Anu and Jaya were part of the group that were working on the ‘constellations’ project. Since we all had a copy of the January – March sky map, we were all trying to locate the different constellations in the sky every night. Almost all of us had seen the ‘Orion’ by now but little else. And then, one day Anu and Jaya said that they saw ‘Lepus’ as well, which lies close to ‘Orion’, but is very faint in comparison and can be seen only on a really clear night. I had managed to locate ‘Orion’ a couple of days ago and since we had read that the other constellations were harder to spot, I had stopped looking. Only when Anu and Jaya told the RR about ‘Lepus’ did I realize the mistake I was making! Luckily for me, that night turned out to be a very clear night and just like the children had said…there was ‘Lepus’ twinkling away! I could not help but wonder…who really was being the ‘teacher’ here. I had just been taught (re-taught?) one of the greatest lessons of life…of keeping my curiosity alive…of persevering… and my ‘teachers’ had been none other than my own ‘students’.

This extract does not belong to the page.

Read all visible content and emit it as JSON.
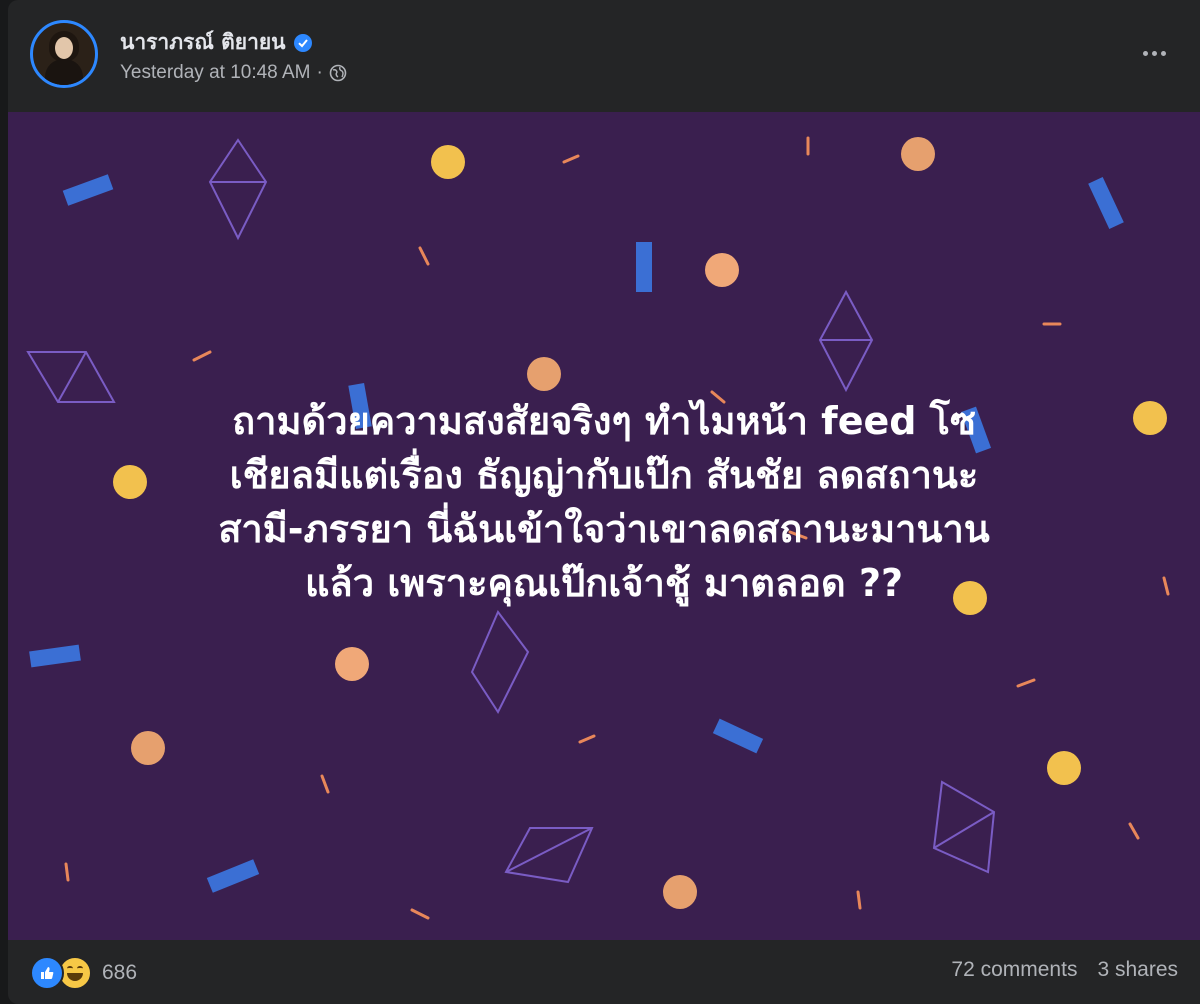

The one person, however, for whom this experience served to be the biggest learning opportunity was undoubtedly me. I began to understand what children were truly capable of given the right opportunities and I began to understand a little something about my own role in the classroom. I realized that as a teacher, my real responsibility was about creating and maintaining a positive and productive learning environment, and serving as a resource for the facilitation of the children’s work, as and when required. Nothing more, nothing less.

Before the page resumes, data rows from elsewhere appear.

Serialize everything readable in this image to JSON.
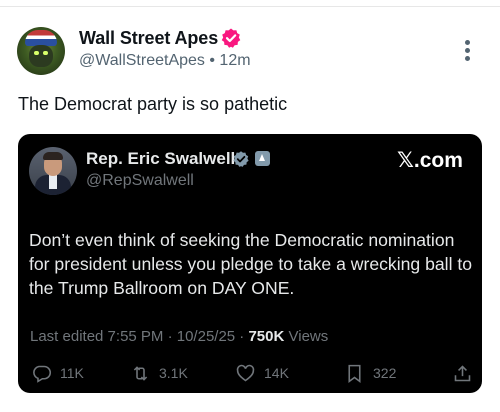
{
  "post": {
    "author": {
      "name": "Wall Street Apes",
      "handle": "@WallStreetApes",
      "time": "12m",
      "verified": true,
      "badge_color": "#f91880"
    },
    "text": "The Democrat party is so pathetic"
  },
  "embed": {
    "author": {
      "name": "Rep. Eric Swalwell",
      "handle": "@RepSwalwell",
      "verified_badge_color": "#829aab",
      "gov_badge": "government-icon"
    },
    "watermark": "𝕏.com",
    "text": "Don’t even think of seeking the Democratic nomination for president unless you pledge to take a wrecking ball to the Trump Ballroom on DAY ONE.",
    "meta": {
      "edited": "Last edited 7:55 PM · 10/25/25 · ",
      "views_count": "750K",
      "views_label": "Views"
    },
    "actions": {
      "replies": "11K",
      "reposts": "3.1K",
      "likes": "14K",
      "bookmarks": "322"
    }
  },
  "icons": [
    "more-icon",
    "verified-icon",
    "reply-icon",
    "repost-icon",
    "like-icon",
    "bookmark-icon",
    "share-icon"
  ],
  "colors": {
    "text": "#0f1419",
    "secondary": "#536471",
    "embed_background": "#000000",
    "embed_text": "#e7e9ea",
    "embed_secondary": "#71767b"
  }
}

In hindsight, it seems hardly surprising that the children responded so positively to the RR. After all, the RR provided them with the most natural and free learning environment. Even so, it is to the children’s credit that they grabbed this opportunity with utmost enthusiasm and motivation. The fact that they came from an environment which was both, filled with hardships, as well as severely constrained in terms of resources and exposure, never once bothered them. It was their undying curiosity and easy acceptance of any challenge, which led us to create a most diverse, intriguing, and joyful body of work – way beyond the realms of any curriculum, way beyond I dare say, even our own imagination!
The author is associated with the Aseema Charitable Trust on a voluntary basis and works with children in the primary grades. She lives in Mumbai and can be reached at firstname.lastname@example.org.
Aseema Charitable Trust
Aseema is a Mumbai-based non-governmental organization with a mission to equip children from marginalized communities with high quality, value based education enabling development of their limitless potential. I am grateful to Aseema for their overall support and for their permission to include some classroom photographs in this article. I am also grateful to the class teachers and other staff members at school, for their support, encouragement and contribution towards the creation and sustenance of the RR. To know more about Aseema’s work, please visit www.aseema.org.
The pdf version of the book, which this article is based on, can be found on Mr. Arvind Gupta’s website at the following link http://arvindguptatoys.com/arvindgupta/sonika-unconventional.pdf.
Mr. Arvind Gupta is a renowned educationist and writer. A recipient of many rewards and recognitions, he shares his passion for books and toys through his popular website http://arvindguptatoys.com I feel privileged to receive his support and encouragement, and remain deeply grateful to him for the same.